Salmonella and Candida infections change the gut microbiota structure and function

The gut microbiota composition and function changes rapidly in response to pathogens such as Salmonella and Candida, a new study has found.
Table of Contents

  • What is already known on this topic
    The gut microbiota plays a key role in human health, making us resistant to pathogens such as Salmonella enterica and Candida albicans. But how gut microbes interact with these pathogens is still unclear.

  • What this research adds
    In mice infected with Salmonella, the microbiota composition changes substantially within 3 days, and minor changes occur in the microbiota of mice infected with Candida. Compared with uninfected mice, rodents infected with either pathogen show substantial changes in bacterial metabolites.

  • Conclusions
    The study offers an insight into how the gut microbiota interacts with Salmonella and Candida, showing distinct metabolic responses to these pathogens.

The gut microbiota composition and function changes rapidly in response to pathogens such as
Salmonella and Candida, a new study has found. The research, led by Jennifer Bratburd and Caitlin Keller of the University of Wisconsin, Madison, was published in the journal mBio.

Every year in the United States the gut bacterial pathogen Salmonella enterica Serovar Typhimurium infects more than 1 million people, and the opportunistic fungal pathogen Candida albicans causes about 46,000 cases of invasive candidiasis, a serious infection that can affect the blood, heart, and brain.

The gut microbiota is known to confer resistance to pathogens such as Salmonella and Candida, but how gut microbes and pathogens interact and which metabolites are involved in this process is poorly understood.

To address this question, the researchers set out to identify changes in the gut microbiota composition and function using mice that were infected with either Salmonella or Candida.

Salmonella infection changes the gut microbiota composition

The team took 8 to 12 weeks-old germ-free mice and kept some of them in germ-free (GF) conditions, while other mice were colonized with a human microbiota community (HUM) for 2 weeks. Then, all mice were infected with either Salmonella enterica Typhimurium or Candida albicans.

Three days after infection, HUM mice infected with Salmonella lost on average 14.3% of their body weight, which was significant when compared to the weight lost by both GF mice colonized with Candida and Candida-infected HUM mice, which gained on average 0.8% and 2.0% of their original weight, respectively.

Next, the researchers sequenced the bacterial DNA from the feces of infected and uninfected mice. Before infection, the most abundant bacteria were Bacteroides cellulosilyticus, Subdoligranulum variabile, Bacteroides cellulosilyticus, Akkermansia muciniphila, and Clostridium bolteae.

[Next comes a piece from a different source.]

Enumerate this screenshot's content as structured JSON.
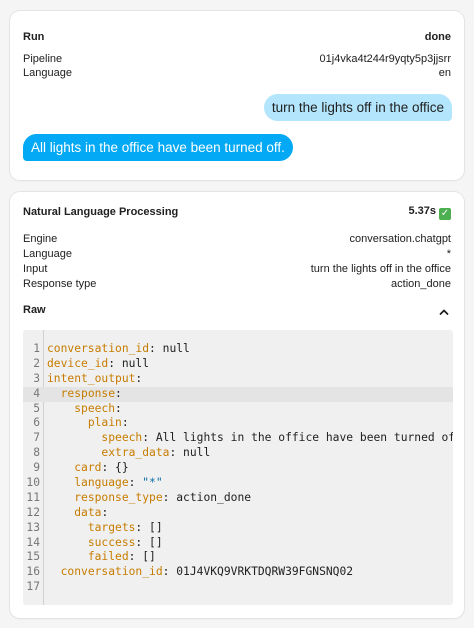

Three days after HUM mice were infected with Salmonella, their gut microbial diversity decreased substantially, and their microbiota became dominated by Salmonella and other Enterobacteriaceae strains. The community structure of Candida-infected mice was not significantly different from that of uninfected mice, and remained the same throughout the infection period.

Salmonella and Candida infections change the microbiota metabolic profile

To characterize changes in metabolites due to alterations of the gut microbiota, the researchers performed liquid chromatography-mass spectrometry on cecum samples from infected and uninfected mice.

The gut metabolomes of Salmonella-infected, Candida-infected, and uninfected mice grouped in separate clusters, suggesting distinct metabolic changes in response to a virulent bacterial pathogen such as Salmonella and an opportunistic fungal pathogen such as Candida.

In Salmonella-infected HUM mice, compounds such as glutathione disulfide, glutathione cysteine disulfide, and hydroxybutyrylcarnitine were present in high abundance. Because glutathione metabolism is important for protecting the host against oxidative stress, the researchers speculate that gut microbes produce increased levels of glutathione metabolites in response to oxidative stress caused by Salmonella infection.

In conclusion, the study investigated changes in gut microbiota structure and function during infection with Salmonella and Candida, shedding light on the interaction between the gut microbiota and these pathogens. Future studies that further characterize this interaction will help to develop better microbiota-based therapies, including those that employ microbial compounds.